A term sometimes used interchangeably in this book with web module.At other times, it is used to denote everything on a set of servers. Web application generally signifies a program combining all the features users need to perform a specific group of tasks on a dynamic web page with a web browser. Examples of web applications might include an electronic shopping mall or an auction site. A web application is based on a client-server model. In this model, the client is the web browser and the server is the feature set that runs remotely. A web application's set of components can include servlets, JSP pages, and utility classes. In addition, it includes static documents, client-side applets, Java classes, and some meta information tying all the elements together. See also web module, web server.
An application that enables users to view, navigate through, and interact with HTML documents and applets. A web browser is also called a browser, which is sometimes referred to as the client. See also client, web server.
The smallest deployable and usable unit of web resources in a J2EE application. Web modules can be packaged and deployed as web archive (WAR) files. See also web module group, WAR files, and web application.
In the Sun ONE Studio 4 IDE, several web modules deployed together. See also web module, web application, WAR files and web application.
Software that supplies services to access the Internet, an intranet, or an extranet. A web server hosts web sites and provides support for HTTP and other protocols. It executes server-side programs such as CGI scripts or servlets that perform specified functions. In the J2EE architecture, a web server provides services to a web container. For instance, a web container usually depends on a web server for HTTP message handling.
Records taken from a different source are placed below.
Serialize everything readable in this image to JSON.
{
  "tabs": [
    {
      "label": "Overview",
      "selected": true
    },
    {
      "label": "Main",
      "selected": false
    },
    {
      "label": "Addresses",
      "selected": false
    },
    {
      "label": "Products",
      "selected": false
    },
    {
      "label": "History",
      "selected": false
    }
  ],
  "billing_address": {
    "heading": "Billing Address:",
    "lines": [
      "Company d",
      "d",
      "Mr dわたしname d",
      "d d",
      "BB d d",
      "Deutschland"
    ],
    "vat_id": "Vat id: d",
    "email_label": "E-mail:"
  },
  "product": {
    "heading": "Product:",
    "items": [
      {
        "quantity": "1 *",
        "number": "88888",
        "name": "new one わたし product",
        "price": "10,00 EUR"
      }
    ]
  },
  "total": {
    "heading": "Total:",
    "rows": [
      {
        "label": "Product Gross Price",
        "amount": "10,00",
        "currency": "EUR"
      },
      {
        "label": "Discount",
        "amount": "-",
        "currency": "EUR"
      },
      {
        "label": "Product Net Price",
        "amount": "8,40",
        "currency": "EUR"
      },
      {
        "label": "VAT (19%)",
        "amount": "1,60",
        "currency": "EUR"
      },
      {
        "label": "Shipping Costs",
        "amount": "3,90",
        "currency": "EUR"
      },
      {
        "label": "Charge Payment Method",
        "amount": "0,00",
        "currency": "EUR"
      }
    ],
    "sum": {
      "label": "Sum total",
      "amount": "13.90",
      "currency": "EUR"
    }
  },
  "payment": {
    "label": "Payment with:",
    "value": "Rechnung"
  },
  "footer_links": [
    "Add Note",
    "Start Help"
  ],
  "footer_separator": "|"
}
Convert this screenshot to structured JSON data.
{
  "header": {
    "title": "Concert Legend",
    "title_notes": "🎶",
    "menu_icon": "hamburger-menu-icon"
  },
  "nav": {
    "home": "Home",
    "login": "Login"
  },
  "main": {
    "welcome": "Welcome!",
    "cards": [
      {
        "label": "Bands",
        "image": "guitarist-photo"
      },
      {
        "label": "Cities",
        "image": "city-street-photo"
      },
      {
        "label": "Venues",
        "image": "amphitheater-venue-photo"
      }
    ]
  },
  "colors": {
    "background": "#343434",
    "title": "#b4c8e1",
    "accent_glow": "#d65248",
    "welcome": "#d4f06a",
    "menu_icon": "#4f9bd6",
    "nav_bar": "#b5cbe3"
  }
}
The J2EE architecture assumes that a web container is hosted by a web server from the same vendor. Hence, it does not specify the contract between these two entities. A web server can host one or more web containers.